- [Your instructions] Look for "analytique" in each line of the entries, and return the matching lines.

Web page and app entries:
┄┄┄┄┄┄┄┄┄┄┄┄┄┄┄┄┄┄┄┄

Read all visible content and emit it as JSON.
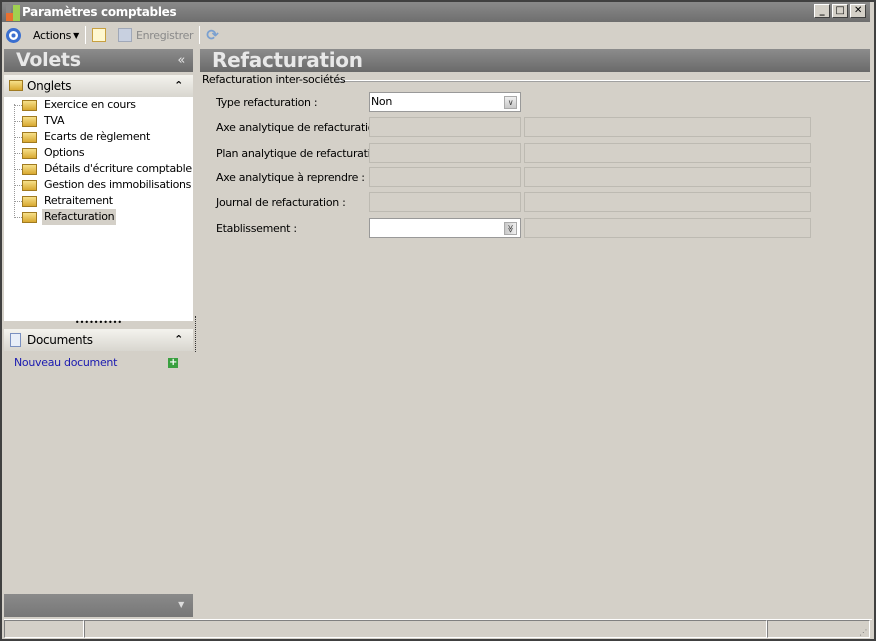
{
  "window": {
    "title": "Paramètres comptables",
    "minimize": "_",
    "maximize": "□",
    "close": "✕"
  },
  "toolbar": {
    "actions": "Actions",
    "save": "Enregistrer"
  },
  "left": {
    "title": "Volets",
    "collapse": "«",
    "tabs_section": {
      "title": "Onglets",
      "items": [
        "Exercice en cours",
        "TVA",
        "Ecarts de règlement",
        "Options",
        "Détails d'écriture comptable",
        "Gestion des immobilisations",
        "Retraitement",
        "Refacturation"
      ],
      "selected": "Refacturation"
    },
    "documents_section": {
      "title": "Documents",
      "new_document": "Nouveau document"
    }
  },
  "main": {
    "title": "Refacturation",
    "group": "Refacturation inter-sociétés",
    "fields": [
      {
        "label": "Type refacturation :",
        "value": "Non"
      },
      {
        "label": "Axe analytique de refacturation :",
        "value": ""
      },
      {
        "label": "Plan analytique de refacturation",
        "value": ""
      },
      {
        "label": "Axe analytique à reprendre :",
        "value": ""
      },
      {
        "label": "Journal de refacturation :",
        "value": ""
      },
      {
        "label": "Etablissement :",
        "value": ""
      }
    ]
  }
}
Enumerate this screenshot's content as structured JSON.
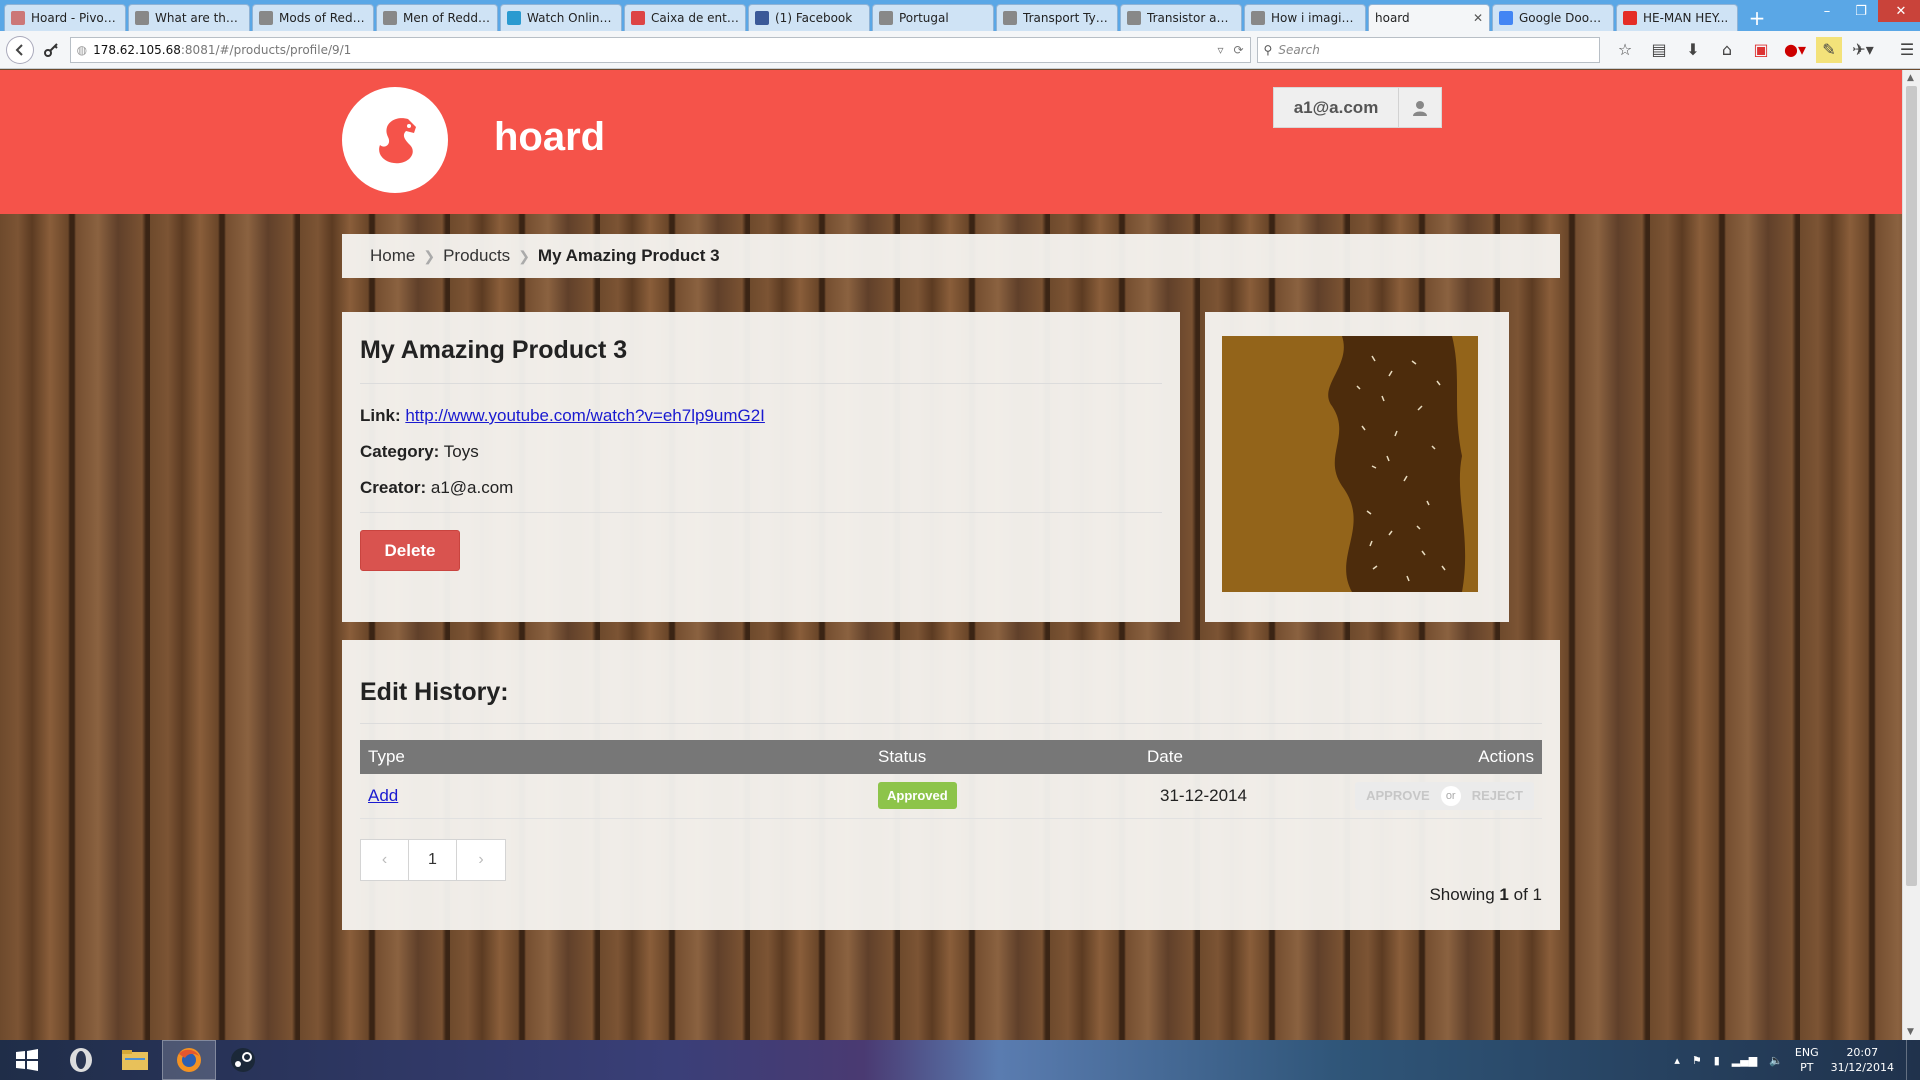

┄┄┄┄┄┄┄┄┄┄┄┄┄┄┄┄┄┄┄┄

- [Task solution]
        "label": "Axe analytique de refacturation :",
        "label": "Plan analytique de refacturation",
        "label": "Axe analytique à reprendre :",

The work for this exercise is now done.